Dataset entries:
----------------
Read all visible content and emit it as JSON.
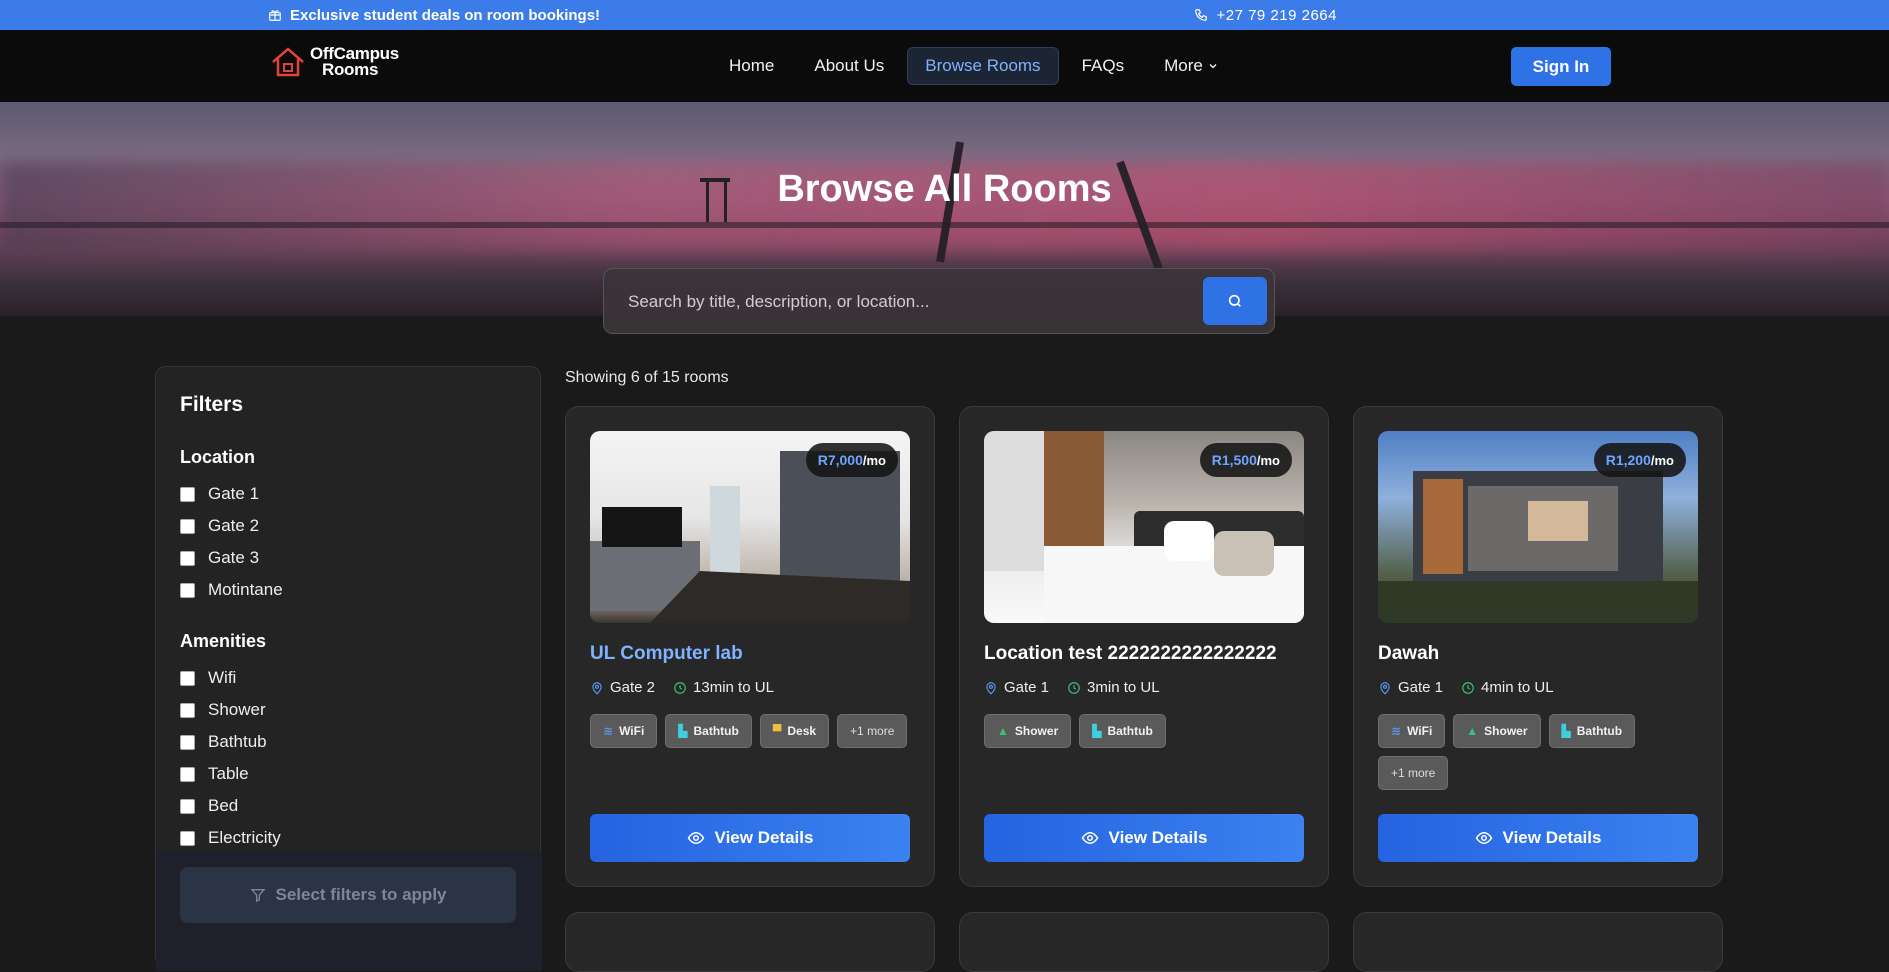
{
  "topbar": {
    "promo": "Exclusive student deals on room bookings!",
    "phone": "+27  79  219  2664"
  },
  "nav": {
    "logo_line1": "OffCampus",
    "logo_line2": "Rooms",
    "items": [
      {
        "label": "Home"
      },
      {
        "label": "About Us"
      },
      {
        "label": "Browse Rooms"
      },
      {
        "label": "FAQs"
      },
      {
        "label": "More"
      }
    ],
    "signin": "Sign In"
  },
  "hero": {
    "title": "Browse All Rooms",
    "search_placeholder": "Search by title, description, or location..."
  },
  "filters": {
    "title": "Filters",
    "location_title": "Location",
    "locations": [
      "Gate 1",
      "Gate 2",
      "Gate 3",
      "Motintane"
    ],
    "amenities_title": "Amenities",
    "amenities": [
      "Wifi",
      "Shower",
      "Bathtub",
      "Table",
      "Bed",
      "Electricity"
    ],
    "apply_label": "Select filters to apply"
  },
  "results": {
    "showing": "Showing 6 of 15 rooms"
  },
  "rooms": [
    {
      "price": "R7,000",
      "per": "/mo",
      "title": "UL Computer lab",
      "gate": "Gate 2",
      "time": "13min to UL",
      "tags": [
        "WiFi",
        "Bathtub",
        "Desk"
      ],
      "more": "+1 more",
      "view": "View Details"
    },
    {
      "price": "R1,500",
      "per": "/mo",
      "title": "Location test 2222222222222222",
      "gate": "Gate 1",
      "time": "3min to UL",
      "tags": [
        "Shower",
        "Bathtub"
      ],
      "view": "View Details"
    },
    {
      "price": "R1,200",
      "per": "/mo",
      "title": "Dawah",
      "gate": "Gate 1",
      "time": "4min to UL",
      "tags": [
        "WiFi",
        "Shower",
        "Bathtub"
      ],
      "more": "+1 more",
      "view": "View Details"
    }
  ],
  "colors": {
    "accent": "#2f72e6",
    "topbar": "#3b7ce8",
    "background": "#1a1a1a"
  }
}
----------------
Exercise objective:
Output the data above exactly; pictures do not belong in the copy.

Reply:
Read all visible content and emit it as JSON.
{
  "topbar": {
    "promo": "Exclusive student deals on room bookings!",
    "phone": "+27  79  219  2664"
  },
  "nav": {
    "logo_line1": "OffCampus",
    "logo_line2": "Rooms",
    "items": [
      {
        "label": "Home"
      },
      {
        "label": "About Us"
      },
      {
        "label": "Browse Rooms"
      },
      {
        "label": "FAQs"
      },
      {
        "label": "More"
      }
    ],
    "signin": "Sign In"
  },
  "hero": {
    "title": "Browse All Rooms",
    "search_placeholder": "Search by title, description, or location..."
  },
  "filters": {
    "title": "Filters",
    "location_title": "Location",
    "locations": [
      "Gate 1",
      "Gate 2",
      "Gate 3",
      "Motintane"
    ],
    "amenities_title": "Amenities",
    "amenities": [
      "Wifi",
      "Shower",
      "Bathtub",
      "Table",
      "Bed",
      "Electricity"
    ],
    "apply_label": "Select filters to apply"
  },
  "results": {
    "showing": "Showing 6 of 15 rooms"
  },
  "rooms": [
    {
      "price": "R7,000",
      "per": "/mo",
      "title": "UL Computer lab",
      "gate": "Gate 2",
      "time": "13min to UL",
      "tags": [
        "WiFi",
        "Bathtub",
        "Desk"
      ],
      "more": "+1 more",
      "view": "View Details"
    },
    {
      "price": "R1,500",
      "per": "/mo",
      "title": "Location test 2222222222222222",
      "gate": "Gate 1",
      "time": "3min to UL",
      "tags": [
        "Shower",
        "Bathtub"
      ],
      "view": "View Details"
    },
    {
      "price": "R1,200",
      "per": "/mo",
      "title": "Dawah",
      "gate": "Gate 1",
      "time": "4min to UL",
      "tags": [
        "WiFi",
        "Shower",
        "Bathtub"
      ],
      "more": "+1 more",
      "view": "View Details"
    }
  ],
  "colors": {
    "accent": "#2f72e6",
    "topbar": "#3b7ce8",
    "background": "#1a1a1a"
  }
}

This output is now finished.